How did the ‘sugar culture’ get started?

Eat Sweet to Survive

Palm TreeLong ago, when we were hunting and gathering, sweet treats such as wild berries, yams (sweet potato), coconuts and honey were a rare delight that took skill and physical work to acquire.

Scarcity, physical effort and the associated dietary fibre were factors that kept consumption of energy dense sweet foods within safe limits for humans for thousands of years.

Primal programing compelled early man to make the extra effort to seek out sweet foods because, in evolutionary terms, sweetness equalled survival. How did that work?

Sucrose (sugar) is a carbohydrate. All carbohydrate foods fuel a biochemical mechanism that allows our body to store excess energy. Sweeter foods accelerate this process.

Our ancestors worked out that consuming sweet foods when they were plentiful was not only pleasurable, it also caused a rapid accumulation of extra body fat which helped them survive when food was scarce.

So, unfortunately, the impulse to seek out and enjoy sweet foods is buried deep in our DNA, and only a fully conscious, knowledge-based approach to diet can override it.

A Sour History

Around A.D. 500, India discovered how to crystallise the liquid from sugar cane. They called it kandar, which is the origin of the word candy. Back then they maintained a healthy respect for this powerful substance, using it sparingly as a medicine or special gift.

Crystalline sugar was easy to transport and it caught on quickly around the world. The insatiable lust for sugar sparked the beginning of the slave trade in 1505, which saw around 12 million African people forcibly transported across the Atlantic, under horrific conditions, to work in sugar production.

In the 1950s, the demand for sugar went into overdrive when food manufacturers figured out how to turn our hard-wired vulnerability into profits.

Today, sugar is still a very valuable commodity; however, its stocks are dropping due to growing awareness of the harmful side effects of over-consumption, and the introduction of tighter food product regulations and taxes.

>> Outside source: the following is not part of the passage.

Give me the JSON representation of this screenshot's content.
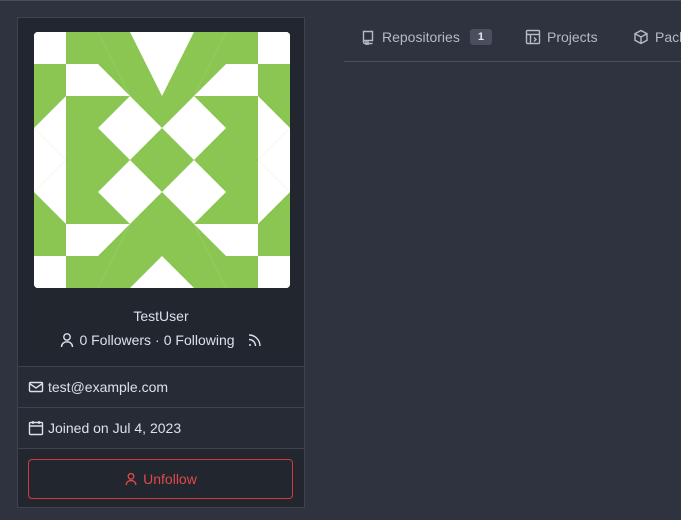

Crystal Clear Ahead

The evolutionary function of naturally sweet food in the human diet has been devalued and forgotten.

Uncontrolled distribution of crystalline sugar has resulted in hundreds of years of displacement, slavery and bloody turf wars; culminating in a worldwide epidemic of preventable lifestyle-related disease.

Added sugar is everywhere. It is embedded in almost all our social rituals with sugary treats like birthday cake, Christmas pudding, Valentine’s Day chocolates and Easter eggs. It hides in the majority of processed foods and serves us as a reward, a boredom buster and a source of comfort.

Deconstruction of the ‘sugar culture’ will be painstaking and complex, but we owe it to our children and ourselves to start the process immediately.

The evolutionary table has turned. Now, less sweet equals survival.

Download the ‘Sweet Science’ experiment and work through it with your child to demonstrate how easily sugar can be hidden in food and drinks.

Refer to Body Basics Sugar: Biochemistry 101 and Paddock to Plate ‘Cool Coconuts’ and ‘Happy Honey’